The Democratic Party announced a bill on Thursday to expand the Supreme Court from nine judges to thirteen. It’s the culmination of months of pressure from left-wing members of the party after the Republicans moved to quickly identify Judge Amy Coney Barrett just weeks before last fall’s elections. .. Senator Ed Markey (Democratic Party of Massachusetts) sponsors the Senate’s judiciary, and Jerry Nadler (Democratic Party of New York), Mondea Jones (Democratic Party of New York), and Hank Johnson (Democratic Party of New York) serve in the House of Representatives. As a supporter. “I wish I didn’t have to stand here today. I wish I hadn’t had a majority of the far-right Supreme Court against democracy itself,” Jones said in announcing the bill. Jones further argued that an existing conservative majority of courts would undermine democracy by supporting voting restrictions. “Supported by Amy Coney Barrett’s confirmation, this court will be ahead of any other court in history to tamper with this democracy,” he said. The addition of four judges will give Democrats the ability to replace the current 6-3 conservative majority of courts. The High Court has nine judges since the 19th century, but the number of judges is not specified in the Constitution. House Speaker Nancy Pelosi said Thursday morning that she would not support the bill in court and would not submit it. However, she said she would support President Byden’s committee to study the issue. Jones said he was “not concerned” about his opposition to Pelosi’s bill and predicted that support would increase throughout the legislative session. In the fall, progressives put court packing at the forefront of political debate after Republicans held a confirmation hearing for Barrett just weeks before the November 3 elections and won a conservative majority in court. And called for the addition of judges. Democrats argued that the move was hypocritical after the Republicans refused to hold a confirmation hearing for former President Obama’s candidate Merrick Garland in 2016. Republicans quickly criticized the new proposal, and Congressman Jim Jordan (R. Ohio) asked on Twitter, “Does the expansion of the Supreme Court count as infrastructure?” Jones replied “yes” with a heart emoji.

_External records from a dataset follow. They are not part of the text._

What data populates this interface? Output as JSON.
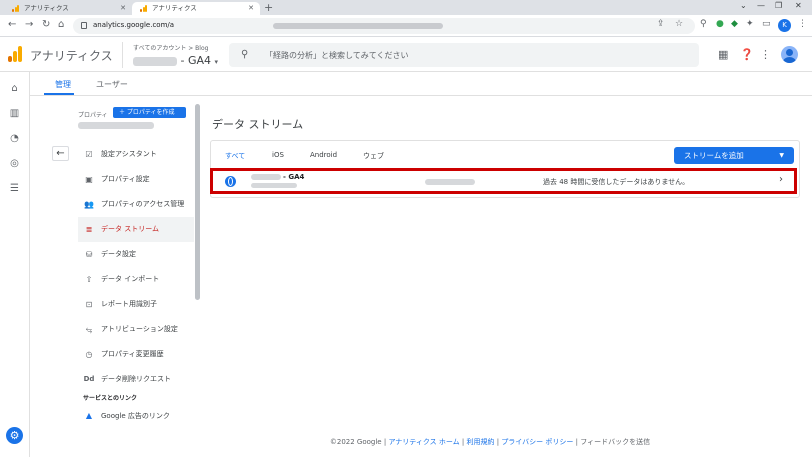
{
  "browser": {
    "tabs": [
      {
        "title": "アナリティクス",
        "active": false
      },
      {
        "title": "アナリティクス",
        "active": true
      }
    ],
    "url": "analytics.google.com/a",
    "profile_initial": "K"
  },
  "header": {
    "app_name": "アナリティクス",
    "breadcrumb": "すべてのアカウント > Blog",
    "property_suffix": "- GA4",
    "search_placeholder": "「経路の分析」と検索してみてください"
  },
  "admin_tabs": [
    {
      "label": "管理",
      "active": true
    },
    {
      "label": "ユーザー",
      "active": false
    }
  ],
  "property_column": {
    "label": "プロパティ",
    "create_button": "プロパティを作成",
    "menu": [
      {
        "label": "設定アシスタント",
        "icon": "checkbox-icon",
        "active": false
      },
      {
        "label": "プロパティ設定",
        "icon": "property-settings-icon",
        "active": false
      },
      {
        "label": "プロパティのアクセス管理",
        "icon": "people-icon",
        "active": false
      },
      {
        "label": "データ ストリーム",
        "icon": "data-stream-icon",
        "active": true
      },
      {
        "label": "データ設定",
        "icon": "database-icon",
        "active": false
      },
      {
        "label": "データ インポート",
        "icon": "upload-icon",
        "active": false
      },
      {
        "label": "レポート用識別子",
        "icon": "identity-icon",
        "active": false
      },
      {
        "label": "アトリビューション設定",
        "icon": "attribution-icon",
        "active": false
      },
      {
        "label": "プロパティ変更履歴",
        "icon": "history-icon",
        "active": false
      },
      {
        "label": "データ削除リクエスト",
        "icon": "dd-icon",
        "active": false
      }
    ],
    "links_section": "サービスとのリンク",
    "links": [
      {
        "label": "Google 広告のリンク",
        "icon": "google-ads-icon"
      }
    ]
  },
  "data_streams": {
    "title": "データ ストリーム",
    "filters": [
      {
        "label": "すべて",
        "active": true
      },
      {
        "label": "iOS",
        "active": false
      },
      {
        "label": "Android",
        "active": false
      },
      {
        "label": "ウェブ",
        "active": false
      }
    ],
    "add_button": "ストリームを追加",
    "stream": {
      "name_suffix": "- GA4",
      "status": "過去 48 時間に受信したデータはありません。"
    }
  },
  "footer": {
    "copyright": "©2022 Google |",
    "links": [
      "アナリティクス ホーム",
      "利用規約",
      "プライバシー ポリシー"
    ],
    "feedback": "フィードバックを送信"
  },
  "colors": {
    "accent": "#1a73e8",
    "highlight_border": "#cc0000",
    "active_menu": "#c5221f"
  }
}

Yes 🖤 https: //t.co/gv3NpEnMmo — Mondaire Jones (@MondaireJones) April 15, 2021 “Imagine reducing the number from 9 to 5 and keeping Republicans. According to The Washington Times. Jordan added. The proposal comes almost a week after President Byden issued an executive order to form a bipartisan committee, which is about the possibility of a change to the Supreme Court 180. After a day-long investigation, after repeatedly avoiding questions about his stance of expanding the Supreme Court during the campaign, Byden promised to establish a bipartisan commission in October. He promised that the Republicans would Barrett. He said he would clarify his stance on packing in court prior to the election, subject to how he “processes” the confirmation process, but he never did. In an interview with 60 Minutes in October, Byden proposed instead “to bring together a national committee of scholars, constitutional scholars, Democrats, Republicans, and liberal conservatives.” “And I ask them to give me suggestions on how to reform the court system for over 180 days, because it’s the way out of the bang and it’s being dealt with, in court. It’s not packing, “he says. I said at that time. The 36-member panel includes Bob Bauer, former President Barack Obama’s White House adviser, and Christina Rodriguez, a professor at Yale Law School, who was Deputy Attorney General at the Office of Legal Counsel under the Obama administration. Lead. .. However, the Commission has not been set up to issue specific guidance at the end of its investigation, so it is not yet known whether the Panel will ultimately reveal Byden’s position on this issue. According to The Wall Street Journal, Marquee recently claimed that “more than a committee is needed to restore court integrity.” Meanwhile, Judge Stephen Breyer warned last week that court packing for political gain could undermine public confidence in the court and its decisions. “I hope and expect the court to retain that authority,” Breyer said. “But that authority relies on trust, like the rule of law, that the courts are guided by legal principles rather than politics. Structural changes motivated by the perception of political influence. Can only cultivate that awareness and further erode its trust. “However, Democrats in Massachusetts disagree, creating a liberal majority of 7-6 is” public confidence in the court. To strengthen its legitimacy in the eyes of the people. ” Republicans continue to enthusiastically oppose the expansion of the court, and even many Democrats hesitate to support the bill while the Byden committee is in progress, so it gets enough support for the bill to move forward. Unlikely. “We have something to do to organize, mobilize and spur Congress to take action to reform the courts,” Marquee admitted.